Let me just go over the process for clarity. The basic rule of common law is that you can’t sue the King. Government is excempt from all lawsuits except where government specifically provides for such actions. In California you have strict guidelines in which you have to file a claim on one of the entities forms within six months of the action or you most likely lose your right to the claim (the time limit used to be 90 days, but very often people don’t even make it in to see an attorney by then). The filing is quick and easy – used to be free, but now government agencies are nickle-and-diming wherever they can, so there is a fee. The point is, we file these things routinely often before we’ve had a chance to investigate the case as 6 months can go by very quickly. We often file them to “preserve the client’s rights” and stall until we’ve had a chance to fully investigate.

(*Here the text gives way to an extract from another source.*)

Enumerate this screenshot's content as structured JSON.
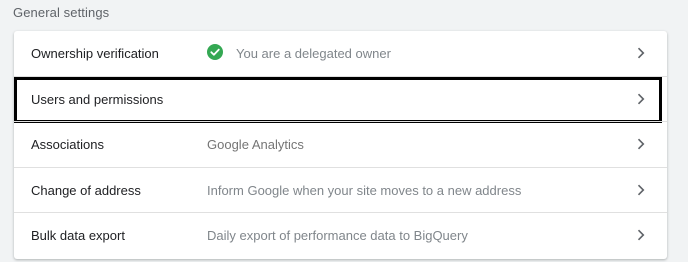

What happens next – the claim goes before whatever board or decision making process governs the agency, and is routinely rejected. The theory behind the restriction is to allow the government entity the opportunity to investigate and resolve claims without facing legal expenses of litigation, but in my nearly 11 years of practice I’ve seen this happen only once with a relatively minor impounding fee refund where it was obvious that the vehicle should not have been seized. I’ve probably filed from 50 to a hundred other claims and they are always rejected for the same reason – that the claim involves issues of “such complexity” as to warrant the matter be dealt with in the proper legal context. Yeah, car accidents caused by state employees are soooo complex. The real effect is to essentially shorten the statute of limitations for government and relieve the public entity from liability for anybody who snoozes. There is relief for late claims, but it’s not often granted.
So the matter is either rejected within 45 days or is not acted upon at all. The entity has an incentive to reject the claim because if 45 days expire without response the claimant has 2 years from the date of the incident to file. If there is a rejection in writing, the claimant is given 6 months to file a complaint in compliance with Government Code. We usually take advantage of this time to investigate and decide whether we can effectively represent the client. So it’s very possible in the case of Cheri Moore’s family that no final decision has been made to file.
However, Hank has reported on the filing of the claim, and that may up the ante (that’s a good thing), particularly for the D.A.’s office. Gallegos has an easy out here. He can turn the matter over to the Attorney General’s office if he feels there is a conflict of interest or even merely the appearance thereof. Nobody, except maybe some of the anonymous bloggers would fault him for making that decision. It’s one point that Heraldo, Rose, and I have all agreed upon. And there’s no telling what Jerry Brown will do with it (I imagine Lockyer would punt to his successor as he seems to have been cowed into playing everything safe of late).